Of course, there are also people who touch you on such a personal level that if they're not there, things are just not the way they used to be: food has lost its taste, songs have quirky melodies, world stops moving, flowers have lost their fragrance... You get the idea, right? What even makes it worse is this person currently attends to other "things," which puts a kink in my plans. People are even talking about what's happening, and if I am happy with what's happening. Honestly, no I am not happy. We even have come to talking about it and I just won't accept it. Another thing is, she's also into me, but doesn't trust me. Weird, huh? Oh well. I really do hope something nice happens.

But through all the things that are happening right now, I am happy. Happy that I have a job. Even though my family is in the US, and I am alone, I am happy.

Monday, March 10, 2008

Tired...

This day has been a disaster, but not quite, especially when I found out that I cannot get my certification from the main office of the Civil Service Commission, but I had to get it from the Regional Office where I took the exam - in this case, Cebu.

I woke up at around 8am, because I was trying to adjust my body clock to a GY schedule, since starting Tuesday, I SHOULD be a night person. Then I went to the Kaliraya office of the Commission, but they told me that since I took the exam in Cebu, my certification is with them...

After knowing that, I decided to go to the Main Office at Batasan Hills in Quezon City, hoping that they might have a copy. (They were the main office after all.) But lo and behold, all certifications from the regional offices will be sent to the main office after 6 months before they can encode it to the main database!

How's that for efficiency and convenience. No wonder people are taking to the streets in protest of Gloria! It was also shocking to see that this office pales in comparison to other national offices. And to think that all public servants have to be scrutinized by said department, yet it seems that the Commission is the poorest and filthiest.

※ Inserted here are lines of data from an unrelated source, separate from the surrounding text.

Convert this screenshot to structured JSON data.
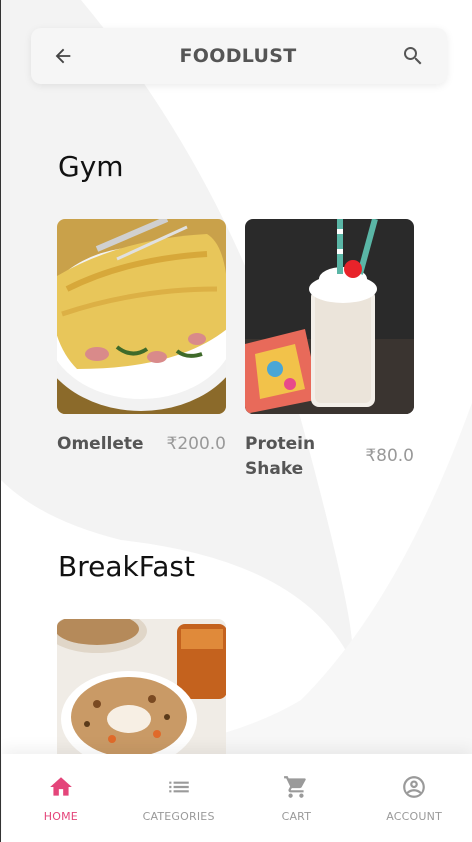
{
  "app": {
    "title": "FOODLUST",
    "accent_color": "#e4457a",
    "icons": {
      "back": "arrow-back-icon",
      "search": "search-icon"
    }
  },
  "sections": [
    {
      "title": "Gym",
      "items": [
        {
          "name": "Omellete",
          "price": "₹200.0",
          "image": "omelette-photo"
        },
        {
          "name": "Protein Shake",
          "price": "₹80.0",
          "image": "protein-shake-photo"
        }
      ]
    },
    {
      "title": "BreakFast",
      "items": [
        {
          "name": "",
          "price": "",
          "image": "oatmeal-bowl-photo"
        }
      ]
    }
  ],
  "bottom_nav": [
    {
      "label": "HOME",
      "icon": "home-icon",
      "active": true
    },
    {
      "label": "CATEGORIES",
      "icon": "list-icon",
      "active": false
    },
    {
      "label": "CART",
      "icon": "cart-icon",
      "active": false
    },
    {
      "label": "ACCOUNT",
      "icon": "account-icon",
      "active": false
    }
  ]
}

Sheesh...

They better suit up and improve their services if they expect people to enter the government service.

Friday, February 8, 2008

A penny saved...

I was just browsing through the Japan Times online, when I read Amy Chavez's article that gives us a rundown of the Japanese currency and its coins. Having had the chance to use those and actually save some, it made me think of the Philippine situation of not having 1-centavo, five-centavo, and ten-centavo coins anymore. It sure is a surprise to see that people do not value money, even arriving at a point wherein five centavos would be withheld by a saleslady because they do not have those coins in stock. What is mine should be mine, and should be given back to me. After all, I earned that money. You cannot just leave change and they issue you an IOU, and visit them to collect those change, even if it accumulates over time.

Some people might criticize me for a such a petty thing, but it is thievery at its simplest and finest. If SM was to keep those 1-centavo change from a million of its customers and multiply it with the number of its stores, on a weekly basis and annually, no wonder they are Number Two in the Richest People in the Philippines list.

Maybe the reason why we continue to lag in Asia and the world is because that petty thing is actually important. Japan, Korea, and the United States do have 1-yen, 1-won, and 1-cent coins and look where they are now. Money is important (be it 1-centavo), and if everybody knows it, a peso will never be a peso without one centavo.